Camellias should remain in the greenhouse until growth ceases and the wood becomes brown. Give air plentifully, and less moisture, to avoid a second growth, which is likely to occur if the plants are kept in a close, warm, moist atmosphere. As soon as the wood is mature, the plants may be put out of doors, in a partially shaded place, where they will not receive the full sun after ten o'clock a. m. -Those who have large collections will find it to their advantage to construct a sort of a shed with the sides and roof of lath placed about an inch and a half apart. This will admit sufficient light and air on all sides, as well as the rain. Some of our large florists and nurserymen have used such structures much to their advantage for the summer protection of many varieties of green-house plants.
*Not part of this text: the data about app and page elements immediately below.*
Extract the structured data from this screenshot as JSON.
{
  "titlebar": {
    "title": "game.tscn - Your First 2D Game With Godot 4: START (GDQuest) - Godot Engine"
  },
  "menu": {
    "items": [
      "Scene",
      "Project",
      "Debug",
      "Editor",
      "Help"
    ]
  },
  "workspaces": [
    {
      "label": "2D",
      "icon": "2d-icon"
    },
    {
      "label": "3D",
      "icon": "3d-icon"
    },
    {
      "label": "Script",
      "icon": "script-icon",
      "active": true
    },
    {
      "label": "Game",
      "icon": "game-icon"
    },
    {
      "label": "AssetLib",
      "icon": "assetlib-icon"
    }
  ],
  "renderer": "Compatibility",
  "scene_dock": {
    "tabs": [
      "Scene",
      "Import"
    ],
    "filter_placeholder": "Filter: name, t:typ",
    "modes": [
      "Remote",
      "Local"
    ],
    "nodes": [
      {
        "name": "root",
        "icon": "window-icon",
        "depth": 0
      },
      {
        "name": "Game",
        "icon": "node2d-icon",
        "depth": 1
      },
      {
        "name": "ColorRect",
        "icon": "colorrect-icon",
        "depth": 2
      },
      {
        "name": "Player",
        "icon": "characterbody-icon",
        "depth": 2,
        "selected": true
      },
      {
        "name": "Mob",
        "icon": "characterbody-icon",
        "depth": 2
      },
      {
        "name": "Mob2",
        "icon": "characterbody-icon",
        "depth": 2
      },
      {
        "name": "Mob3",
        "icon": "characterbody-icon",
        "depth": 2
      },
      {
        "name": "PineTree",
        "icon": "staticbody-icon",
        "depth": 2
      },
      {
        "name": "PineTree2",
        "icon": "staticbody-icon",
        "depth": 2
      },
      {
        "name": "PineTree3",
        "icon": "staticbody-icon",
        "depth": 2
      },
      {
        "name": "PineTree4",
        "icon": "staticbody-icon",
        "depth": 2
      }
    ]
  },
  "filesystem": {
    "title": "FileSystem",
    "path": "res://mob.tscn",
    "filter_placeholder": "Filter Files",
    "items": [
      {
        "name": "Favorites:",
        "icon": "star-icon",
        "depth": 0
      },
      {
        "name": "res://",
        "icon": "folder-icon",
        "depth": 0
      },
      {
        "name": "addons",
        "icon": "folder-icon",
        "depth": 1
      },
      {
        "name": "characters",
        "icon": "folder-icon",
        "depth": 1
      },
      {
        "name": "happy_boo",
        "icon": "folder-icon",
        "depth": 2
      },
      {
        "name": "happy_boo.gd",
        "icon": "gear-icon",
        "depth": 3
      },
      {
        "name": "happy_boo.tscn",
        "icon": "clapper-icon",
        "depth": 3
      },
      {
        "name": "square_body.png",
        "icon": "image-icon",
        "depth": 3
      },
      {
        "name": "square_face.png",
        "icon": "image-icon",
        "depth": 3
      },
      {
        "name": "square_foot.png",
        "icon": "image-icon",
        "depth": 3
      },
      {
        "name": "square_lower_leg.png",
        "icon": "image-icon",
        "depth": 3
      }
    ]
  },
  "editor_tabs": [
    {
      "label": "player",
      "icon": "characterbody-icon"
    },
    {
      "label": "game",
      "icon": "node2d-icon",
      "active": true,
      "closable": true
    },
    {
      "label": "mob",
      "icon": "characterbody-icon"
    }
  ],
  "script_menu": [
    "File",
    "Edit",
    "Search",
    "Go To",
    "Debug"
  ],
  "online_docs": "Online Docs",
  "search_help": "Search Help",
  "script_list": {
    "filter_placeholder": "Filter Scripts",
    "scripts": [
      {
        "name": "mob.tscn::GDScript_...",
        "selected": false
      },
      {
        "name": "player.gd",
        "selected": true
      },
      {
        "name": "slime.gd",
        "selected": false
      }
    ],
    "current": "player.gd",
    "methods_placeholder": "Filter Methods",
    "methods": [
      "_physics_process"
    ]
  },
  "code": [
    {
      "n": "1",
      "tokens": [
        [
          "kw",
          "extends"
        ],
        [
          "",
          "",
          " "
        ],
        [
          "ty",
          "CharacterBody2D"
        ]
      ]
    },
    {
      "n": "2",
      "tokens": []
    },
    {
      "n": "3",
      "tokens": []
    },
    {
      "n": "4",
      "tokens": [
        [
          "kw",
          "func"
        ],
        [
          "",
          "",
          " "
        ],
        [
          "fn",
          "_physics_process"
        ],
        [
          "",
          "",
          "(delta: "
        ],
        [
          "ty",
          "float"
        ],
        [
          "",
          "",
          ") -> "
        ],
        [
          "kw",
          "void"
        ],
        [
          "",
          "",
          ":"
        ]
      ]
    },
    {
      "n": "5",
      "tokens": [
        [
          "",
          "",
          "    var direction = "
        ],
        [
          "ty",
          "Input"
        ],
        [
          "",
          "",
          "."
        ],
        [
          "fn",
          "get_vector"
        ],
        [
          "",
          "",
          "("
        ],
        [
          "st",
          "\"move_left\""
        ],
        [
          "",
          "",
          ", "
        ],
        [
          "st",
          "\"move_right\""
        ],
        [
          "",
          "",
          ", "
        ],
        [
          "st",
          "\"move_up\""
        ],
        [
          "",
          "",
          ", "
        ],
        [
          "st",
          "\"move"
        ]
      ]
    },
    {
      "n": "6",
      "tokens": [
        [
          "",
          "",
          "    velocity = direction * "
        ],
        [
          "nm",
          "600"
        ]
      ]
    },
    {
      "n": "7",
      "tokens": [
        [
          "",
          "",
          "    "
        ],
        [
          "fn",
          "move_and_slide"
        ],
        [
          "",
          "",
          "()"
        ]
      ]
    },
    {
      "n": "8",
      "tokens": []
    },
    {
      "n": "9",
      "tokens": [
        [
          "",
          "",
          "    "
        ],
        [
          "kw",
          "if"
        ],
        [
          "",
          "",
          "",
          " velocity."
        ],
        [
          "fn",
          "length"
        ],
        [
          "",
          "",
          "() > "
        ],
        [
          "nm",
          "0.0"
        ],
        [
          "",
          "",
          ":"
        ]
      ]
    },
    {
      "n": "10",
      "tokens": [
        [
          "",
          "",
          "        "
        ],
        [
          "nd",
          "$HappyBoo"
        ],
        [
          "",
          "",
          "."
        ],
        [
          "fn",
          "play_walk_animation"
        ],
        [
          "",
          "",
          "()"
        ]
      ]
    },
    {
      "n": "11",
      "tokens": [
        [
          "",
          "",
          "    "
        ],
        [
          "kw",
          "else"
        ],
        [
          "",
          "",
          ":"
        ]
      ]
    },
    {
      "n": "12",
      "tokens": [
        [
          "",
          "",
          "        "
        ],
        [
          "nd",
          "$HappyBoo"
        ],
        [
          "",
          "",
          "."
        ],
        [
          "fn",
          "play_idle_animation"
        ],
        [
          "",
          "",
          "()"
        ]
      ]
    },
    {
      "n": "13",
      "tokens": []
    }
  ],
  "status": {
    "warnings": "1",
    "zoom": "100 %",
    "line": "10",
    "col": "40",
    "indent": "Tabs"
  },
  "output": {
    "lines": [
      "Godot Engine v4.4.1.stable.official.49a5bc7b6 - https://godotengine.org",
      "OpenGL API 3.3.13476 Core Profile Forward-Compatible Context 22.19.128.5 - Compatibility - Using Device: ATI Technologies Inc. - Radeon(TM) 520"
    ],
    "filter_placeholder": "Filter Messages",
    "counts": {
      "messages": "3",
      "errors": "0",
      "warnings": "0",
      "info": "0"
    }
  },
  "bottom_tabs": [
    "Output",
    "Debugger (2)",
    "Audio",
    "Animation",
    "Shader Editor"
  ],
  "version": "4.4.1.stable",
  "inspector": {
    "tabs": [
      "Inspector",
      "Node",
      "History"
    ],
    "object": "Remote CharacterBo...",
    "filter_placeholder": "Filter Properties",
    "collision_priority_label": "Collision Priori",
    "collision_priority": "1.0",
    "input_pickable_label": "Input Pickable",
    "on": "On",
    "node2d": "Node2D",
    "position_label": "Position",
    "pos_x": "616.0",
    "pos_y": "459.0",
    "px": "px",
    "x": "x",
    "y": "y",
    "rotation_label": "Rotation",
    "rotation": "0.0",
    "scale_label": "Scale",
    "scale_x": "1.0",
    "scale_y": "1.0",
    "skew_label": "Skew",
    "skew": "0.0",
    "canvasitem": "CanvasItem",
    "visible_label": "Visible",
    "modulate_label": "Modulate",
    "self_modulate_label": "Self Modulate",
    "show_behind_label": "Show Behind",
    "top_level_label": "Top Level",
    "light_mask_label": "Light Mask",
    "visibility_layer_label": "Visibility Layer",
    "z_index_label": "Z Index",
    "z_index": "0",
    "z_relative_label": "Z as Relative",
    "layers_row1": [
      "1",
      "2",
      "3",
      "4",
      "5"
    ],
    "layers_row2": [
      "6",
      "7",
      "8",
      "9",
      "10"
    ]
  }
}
Newly planted trees or shrubs are much benefited by a mulching a couple of inches thick placed around them at this season. We have found the newly mown grass from the lawn an admirable material. If put in place while green, it wilts down, keeps its place, and is not liable to be blown about by winds, as is the case if leaves or straw litter are used. The grass at this time has no seeds that will germinate, and when decayed in the fall may be dug in with advantage to the future growth of the tree.